Start of EXERCISE INPUT

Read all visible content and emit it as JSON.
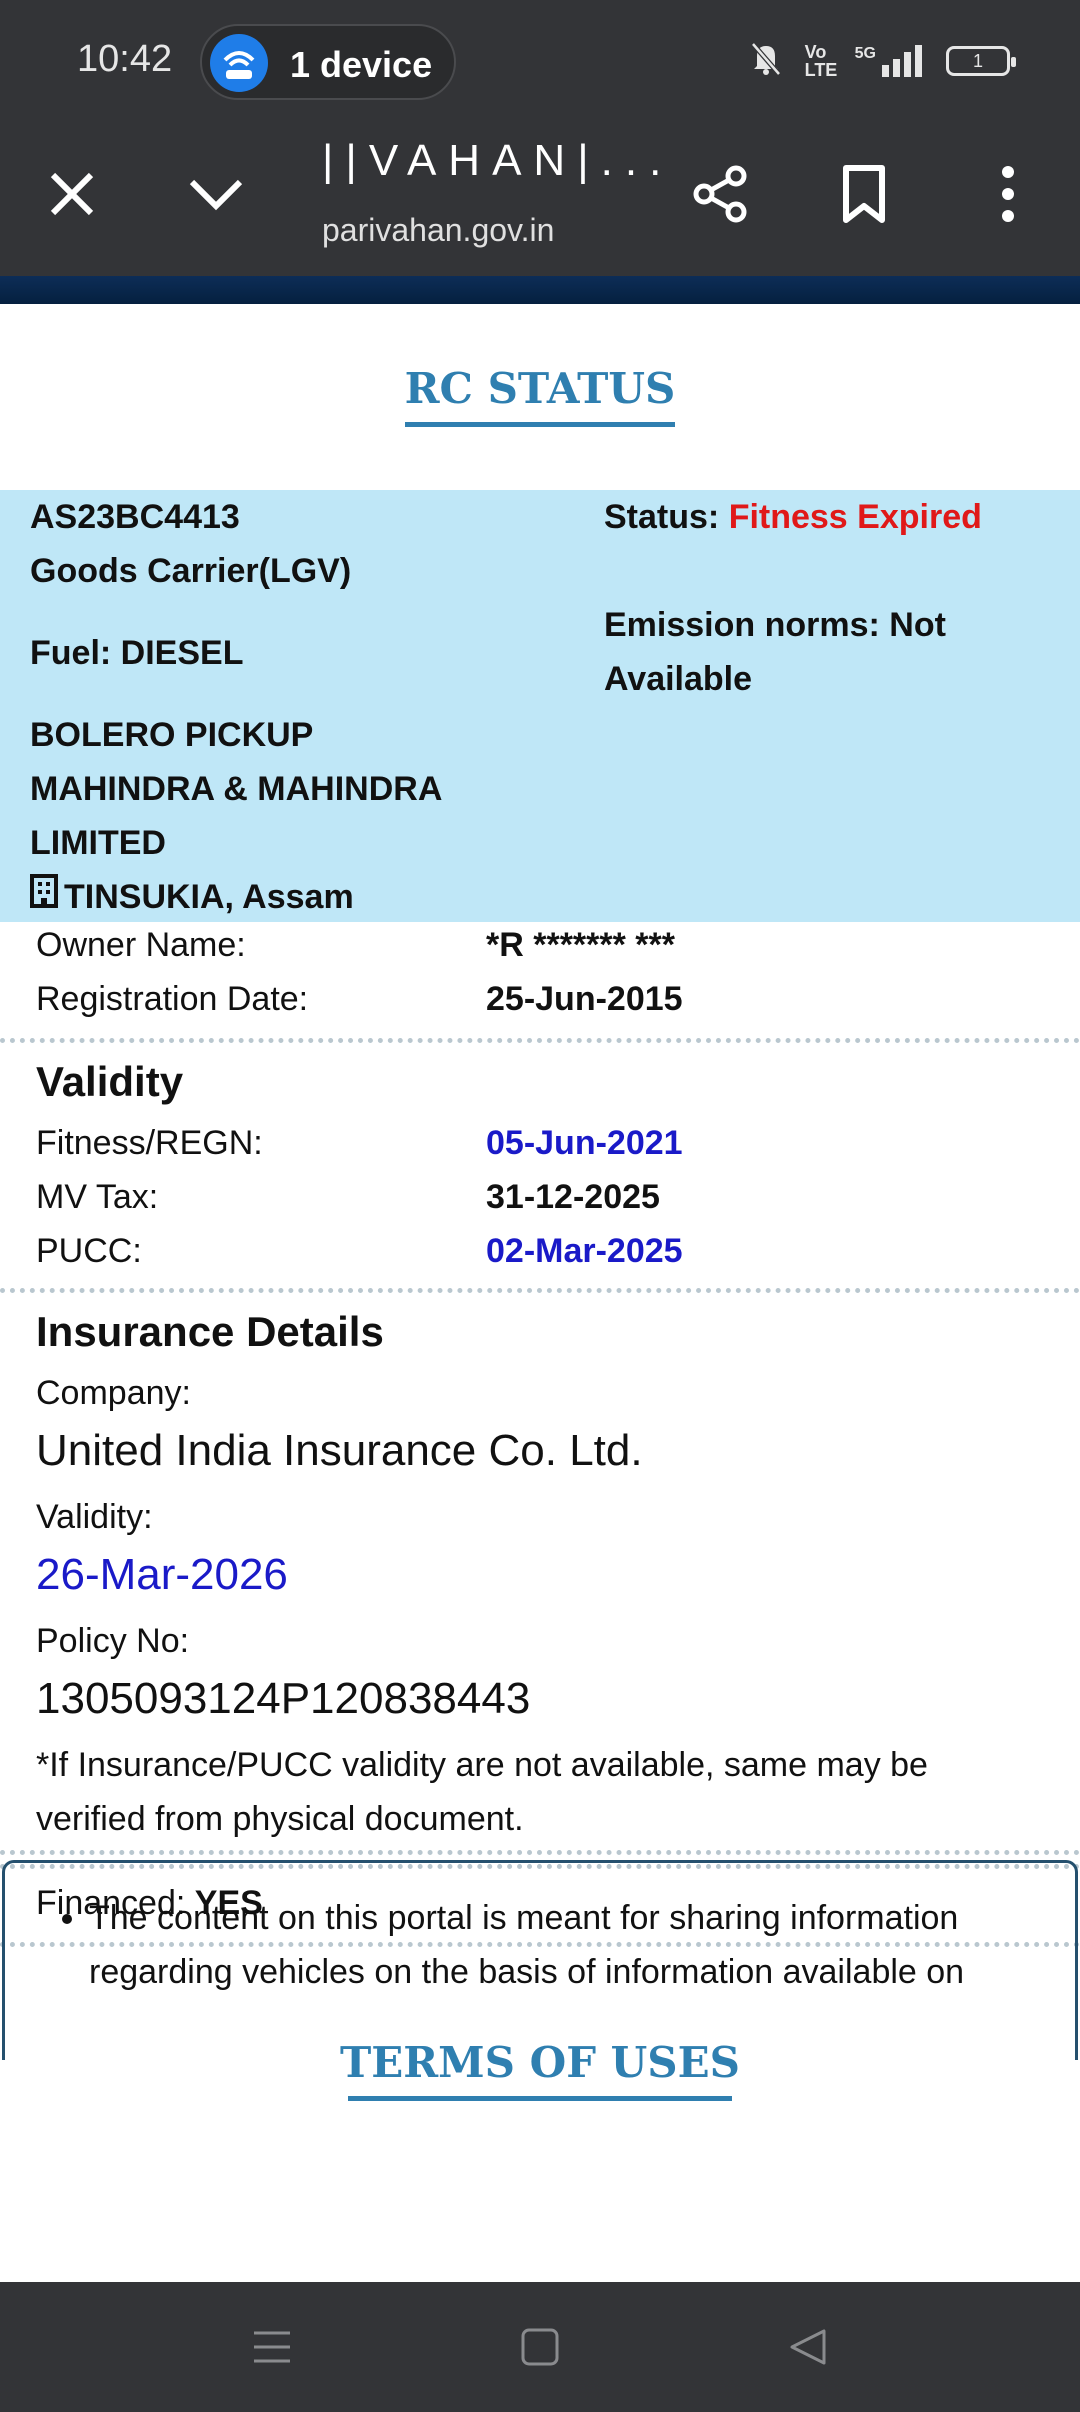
{
  "status_bar": {
    "time": "10:42",
    "hotspot_label": "1 device",
    "network_label": "Vo LTE",
    "signal_label": "5G",
    "battery_level": "1",
    "icons": [
      "wifi-hotspot-icon",
      "bell-muted-icon",
      "signal-icon",
      "battery-icon"
    ]
  },
  "browser": {
    "title": "||VAHAN|...",
    "url": "parivahan.gov.in",
    "icons": [
      "close-icon",
      "chevron-down-icon",
      "share-icon",
      "bookmark-icon",
      "more-vert-icon"
    ]
  },
  "rc": {
    "heading": "RC STATUS",
    "reg_no": "AS23BC4413",
    "vehicle_class": "Goods Carrier(LGV)",
    "fuel": "Fuel: DIESEL",
    "model": "BOLERO PICKUP",
    "maker_line1": "MAHINDRA & MAHINDRA",
    "maker_line2": "LIMITED",
    "location": "TINSUKIA, Assam",
    "status_label": "Status:",
    "status_value": "Fitness Expired",
    "emission_line1": "Emission norms: Not",
    "emission_line2": "Available"
  },
  "owner": {
    "owner_label": "Owner Name:",
    "owner_value": "*R ******* ***",
    "reg_date_label": "Registration Date:",
    "reg_date_value": "25-Jun-2015"
  },
  "validity": {
    "title": "Validity",
    "fitness_label": "Fitness/REGN:",
    "fitness_value": "05-Jun-2021",
    "tax_label": "MV Tax:",
    "tax_value": "31-12-2025",
    "pucc_label": "PUCC:",
    "pucc_value": "02-Mar-2025"
  },
  "insurance": {
    "title": "Insurance Details",
    "company_label": "Company:",
    "company_value": "United India Insurance Co. Ltd.",
    "validity_label": "Validity:",
    "validity_value": "26-Mar-2026",
    "policy_label": "Policy No:",
    "policy_value": "1305093124P120838443",
    "note": "*If Insurance/PUCC validity are not available, same may be verified from physical document."
  },
  "financed": {
    "label": "Financed:",
    "value": "YES"
  },
  "terms": {
    "heading": "TERMS OF USES",
    "item1": "The content on this portal is meant for sharing information regarding vehicles on the basis of information available on"
  },
  "nav": {
    "icons": [
      "menu-icon",
      "home-square-icon",
      "back-triangle-icon"
    ]
  }
}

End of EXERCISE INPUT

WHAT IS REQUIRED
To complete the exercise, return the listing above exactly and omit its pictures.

TASK SOLUTION
Read all visible content and emit it as JSON.
{
  "status_bar": {
    "time": "10:42",
    "hotspot_label": "1 device",
    "network_label": "Vo LTE",
    "signal_label": "5G",
    "battery_level": "1",
    "icons": [
      "wifi-hotspot-icon",
      "bell-muted-icon",
      "signal-icon",
      "battery-icon"
    ]
  },
  "browser": {
    "title": "||VAHAN|...",
    "url": "parivahan.gov.in",
    "icons": [
      "close-icon",
      "chevron-down-icon",
      "share-icon",
      "bookmark-icon",
      "more-vert-icon"
    ]
  },
  "rc": {
    "heading": "RC STATUS",
    "reg_no": "AS23BC4413",
    "vehicle_class": "Goods Carrier(LGV)",
    "fuel": "Fuel: DIESEL",
    "model": "BOLERO PICKUP",
    "maker_line1": "MAHINDRA & MAHINDRA",
    "maker_line2": "LIMITED",
    "location": "TINSUKIA, Assam",
    "status_label": "Status:",
    "status_value": "Fitness Expired",
    "emission_line1": "Emission norms: Not",
    "emission_line2": "Available"
  },
  "owner": {
    "owner_label": "Owner Name:",
    "owner_value": "*R ******* ***",
    "reg_date_label": "Registration Date:",
    "reg_date_value": "25-Jun-2015"
  },
  "validity": {
    "title": "Validity",
    "fitness_label": "Fitness/REGN:",
    "fitness_value": "05-Jun-2021",
    "tax_label": "MV Tax:",
    "tax_value": "31-12-2025",
    "pucc_label": "PUCC:",
    "pucc_value": "02-Mar-2025"
  },
  "insurance": {
    "title": "Insurance Details",
    "company_label": "Company:",
    "company_value": "United India Insurance Co. Ltd.",
    "validity_label": "Validity:",
    "validity_value": "26-Mar-2026",
    "policy_label": "Policy No:",
    "policy_value": "1305093124P120838443",
    "note": "*If Insurance/PUCC validity are not available, same may be verified from physical document."
  },
  "financed": {
    "label": "Financed:",
    "value": "YES"
  },
  "terms": {
    "heading": "TERMS OF USES",
    "item1": "The content on this portal is meant for sharing information regarding vehicles on the basis of information available on"
  },
  "nav": {
    "icons": [
      "menu-icon",
      "home-square-icon",
      "back-triangle-icon"
    ]
  }
}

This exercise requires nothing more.